importance of mud in connection with building and architecture first attracted my attention. I had to pass from Tehran eastward, through Khorassan and into Afghan Turkestan. Along the whole of this route mud is the building material. Some of the serais—that is, caravan serais for the accommodation of travelers—are of burned brick, but these are about the only exceptions. Not only villages, but large towns, are built of mud or sun-dried brick. The defensive walls are of the same material; even such large towns as Sabzawar, Nishapur, Meshed, and New Sarrakhs are fortified with walls of this kind. On realizing this almost exclusive use of one building material, in one region, my mind naturally recalled what I had seen in India, where, although stone and fire-burned
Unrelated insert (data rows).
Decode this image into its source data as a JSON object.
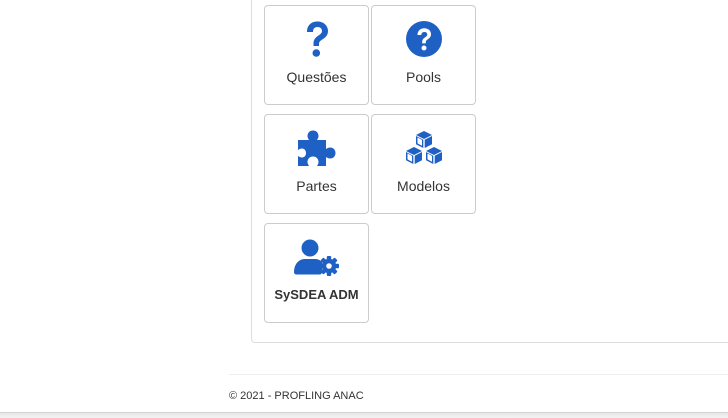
{
  "tiles": [
    {
      "label": "Questões",
      "icon": "question-icon"
    },
    {
      "label": "Pools",
      "icon": "question-circle-icon"
    },
    {
      "label": "Partes",
      "icon": "puzzle-piece-icon"
    },
    {
      "label": "Modelos",
      "icon": "cubes-icon"
    },
    {
      "label": "SySDEA ADM",
      "icon": "user-cog-icon"
    }
  ],
  "footer": {
    "text": "© 2021 - PROFLING ANAC"
  },
  "colors": {
    "icon_blue": "#1f60c4",
    "tile_border": "#cccccc",
    "text": "#333333"
  }
}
brick are largely used, yet the villages are over very large districts wholly constructed of mud. In Afghanistan it is the same. The fort at Peshawer, which was Afghan territory up to Runjit Singh's time, is a mud one. Jellalabad is surrounded by a mud wall. From the Khyber Pass to Tehran the towns and their defenses, as well as the villages, are almost identical in their material as well as in their general appearance.
These statements show that over a large geographical space in the Eastern world the building material at the present day is almost exclusively mud. I have been thus far speaking of what I have seen with my own eyes. To this may be added the practice of other countries. I believe that it is the same over most of Central Asia. It is now accepted that in Mesopotamia it was largely employed; and we know that in Egypt, from the earliest times to the present day, it has been the principal means employed in structural erections. It was largely used in Greece in ancient times, and also in Spain. It was known in South America and all along the Pacific coast, from Peru to San Francisco. The word "dobies," for sun-dried bricks, is a familiar term—this is derived